government saw, and still sees, Monju as the first of several fast-breeder
reactors to be built. Original plans, first formulated in the 1970s,
called for two more along the Sea of Japan coast, with plutonium fuel
to come from the Rokkasho processing plant in Aomori Prefecture.
the national government's decision came at a time when world opinion
was turning against plutonium reactors. The U.S. had abandoned its own
plutonium reactor program in the late 1970s, and many other countries
the time, the logic behind the use of plutonium was that, in the long
term, uranium sources would become scarce, driving energy costs up.
A 1980 state white paper on plutonium reactors promised they would provide
practically endless renewable energy that would make Japan less dependent
on foreign oil.
didn't happen and the price of uranium yellow cake has remained relatively
stable the past 20 years, leading many economists to question the cost
activists, though, were more worried about safety. When construction
of Monju began, Ogiso and other residents sued to try and stop the plant,
arguing that plutonium was too toxic to be handled safely.
the following decade, plutonium safety became a subject of a heated
debate between activists and the government, and led to bizarre attempts
to convince the public that plutonium was not harmful.
February 1993, authorities distributed an animated video called "Mr.
Pluto," in which a young boy is encouraged to take a drink of "safe
and drinkable" plutonium.
video prompted a letter of protest from then U.S. Energy Secretary Hazel
O'Leary to Takao Ishiwatari, president of Power Reactor and Nuclear
Fuel Development Corp. O'Leary called the ad misleading and the video
was later withdrawn.
was completed in 1991 and, over international protests, a shipment of
plutonium arrived in Japan from Europe in 1992. After a series of startup
tests in August 1995, Monju produced some electricity for a brief period.
in December 1995, a fire inside the plant occurred after at least one
ton of sodium coolant leaked from a secondary cooling system.

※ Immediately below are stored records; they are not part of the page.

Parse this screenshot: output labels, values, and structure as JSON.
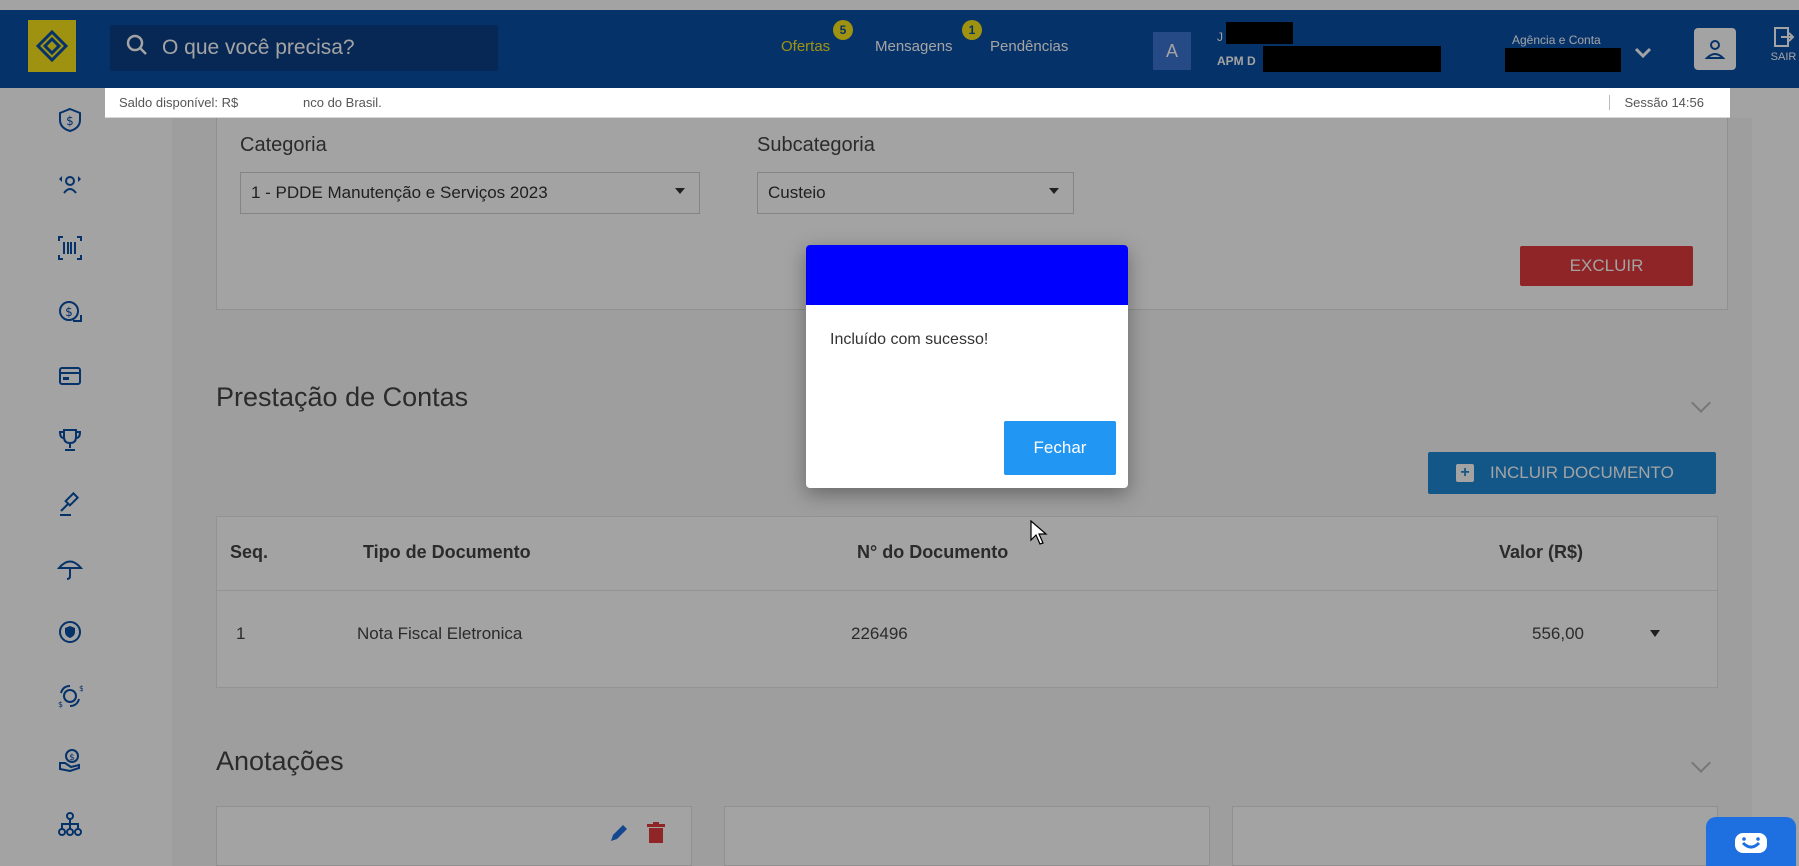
{
  "header": {
    "search_placeholder": "O que você precisa?",
    "nav": [
      {
        "label": "Ofertas",
        "badge": "5"
      },
      {
        "label": "Mensagens",
        "badge": "1"
      },
      {
        "label": "Pendências",
        "badge": ""
      }
    ],
    "avatar_letter": "A",
    "user_line1": "J",
    "user_line2": "APM D",
    "agencia_label": "Agência e Conta",
    "sair_label": "SAIR"
  },
  "info_strip": {
    "saldo": "Saldo disponível: R$",
    "banco": "nco do Brasil.",
    "sessao": "Sessão 14:56"
  },
  "sidebar": {
    "icons": [
      "dollar-shield-icon",
      "transfer-icon",
      "barcode-icon",
      "dollar-arrow-icon",
      "card-icon",
      "trophy-icon",
      "gavel-icon",
      "umbrella-icon",
      "shield-icon",
      "exchange-icon",
      "hand-coin-icon",
      "network-icon"
    ]
  },
  "form": {
    "categoria_label": "Categoria",
    "categoria_value": "1 - PDDE Manutenção e Serviços 2023",
    "subcategoria_label": "Subcategoria",
    "subcategoria_value": "Custeio",
    "excluir_label": "EXCLUIR"
  },
  "prestacao": {
    "title": "Prestação de Contas",
    "incluir_label": "INCLUIR DOCUMENTO",
    "columns": [
      "Seq.",
      "Tipo de Documento",
      "N° do Documento",
      "Valor (R$)"
    ],
    "rows": [
      {
        "seq": "1",
        "tipo": "Nota Fiscal Eletronica",
        "numero": "226496",
        "valor": "556,00"
      }
    ]
  },
  "anotacoes": {
    "title": "Anotações"
  },
  "modal": {
    "message": "Incluído com sucesso!",
    "button_label": "Fechar"
  },
  "colors": {
    "brand_blue": "#0a4fa6",
    "brand_yellow": "#f9e51a",
    "danger": "#e03a3e",
    "primary_button": "#2196f3",
    "modal_header": "#0000ff"
  }
}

Sodium
burns when it comes into contact with oxygen or water, and the steel
plates covering the concrete floor were severely warped. A Monju official

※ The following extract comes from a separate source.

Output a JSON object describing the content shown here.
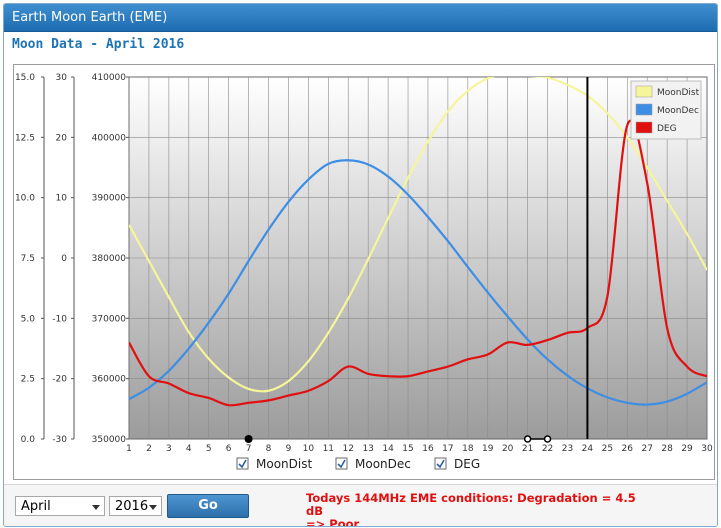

later admitted that, had the concrete been exposed, the moisture on
the floor would have led to a major explosion.
accident shook the foundations of Japan's nuclear power industry and
was made worse by revelations of a coverup by the nuclear power authorities.

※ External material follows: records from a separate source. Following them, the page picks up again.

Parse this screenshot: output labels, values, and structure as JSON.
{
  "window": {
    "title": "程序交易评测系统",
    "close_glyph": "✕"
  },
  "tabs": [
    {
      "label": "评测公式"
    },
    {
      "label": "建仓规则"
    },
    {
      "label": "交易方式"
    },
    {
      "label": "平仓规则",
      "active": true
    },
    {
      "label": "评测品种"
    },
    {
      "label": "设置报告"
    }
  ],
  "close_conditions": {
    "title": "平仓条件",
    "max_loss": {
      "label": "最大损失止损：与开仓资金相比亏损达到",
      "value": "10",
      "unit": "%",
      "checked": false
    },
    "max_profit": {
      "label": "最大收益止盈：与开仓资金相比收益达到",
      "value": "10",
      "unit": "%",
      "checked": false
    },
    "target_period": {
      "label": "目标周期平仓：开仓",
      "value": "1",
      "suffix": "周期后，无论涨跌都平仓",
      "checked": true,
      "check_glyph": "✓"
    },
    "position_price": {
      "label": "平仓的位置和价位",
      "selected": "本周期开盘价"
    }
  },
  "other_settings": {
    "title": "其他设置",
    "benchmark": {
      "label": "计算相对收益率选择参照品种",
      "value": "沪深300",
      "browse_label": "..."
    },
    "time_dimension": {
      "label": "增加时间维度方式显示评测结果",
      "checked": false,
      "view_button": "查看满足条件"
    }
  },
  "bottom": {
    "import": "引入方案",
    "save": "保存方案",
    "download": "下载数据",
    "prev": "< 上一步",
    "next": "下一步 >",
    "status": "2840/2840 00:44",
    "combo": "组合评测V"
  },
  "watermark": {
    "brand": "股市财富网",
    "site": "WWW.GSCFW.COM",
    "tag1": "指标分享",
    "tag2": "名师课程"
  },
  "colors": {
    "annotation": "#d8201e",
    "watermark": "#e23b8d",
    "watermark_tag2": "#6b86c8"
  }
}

Finally, PNC was abolished, and in its place arose the Japan Nuclear
Cycle Development Institute, which is now in charge of operating Monju,
which remains closed. There are no plans to restart it in the near future.
nongovernmental Tokyo-based Citizens' Nuclear Information Center estimates
there is 367 kg of plutonium stockpiled at Monju, and about 10 kg in
the reactor itself. This has fueled the ultimate concern of those opposed
to the plant: plutonium stockpiles for possible military use.
pronuclear authorities have argued for years that it would be nearly
impossible to build nuclear weapons from reactor-grade plutonium. However,
the International Atomic Energy Association has officially stated that
any combination of plutonium isotopes can be used in an atomic weapon.
Other experts estimate as little as 8 kg of reactor-grade plutonium
could be used to make a 20 megaton bomb.
the moment, Japan has an estimated 5,000 kg of plutonium either stockpiled
or in use. Over the past 30 years, there have been several efforts on
the part of officials to look, quietly, into going nuclear.
1994, it was revealed that former Prime Minister Eisaku Sato, who had
suggested what became Japan's three nonnuclear principles -- to not
manufacture, possess or allow entry of nuclear weapons -- had commissioned
a study into the development of atomic weapons.
study, combined with the 1970 and 1980 Defense Agency white papers that
said defensive nuclear weapons do not violate the Constitution and Foreign
Ministry officials' quotes in 1992 and 1994 that Japan should not entirely
disregard the nuclear option, raised fears that Monju's, and Japan's
plutonium stockpiles, were really for future weapons systems, not energy
the government has admitted that Monju would only produce something
like 1 percent of the nation's energy needs after 50 years, it's hard
to see what else it might be for," Green Action's Smith said.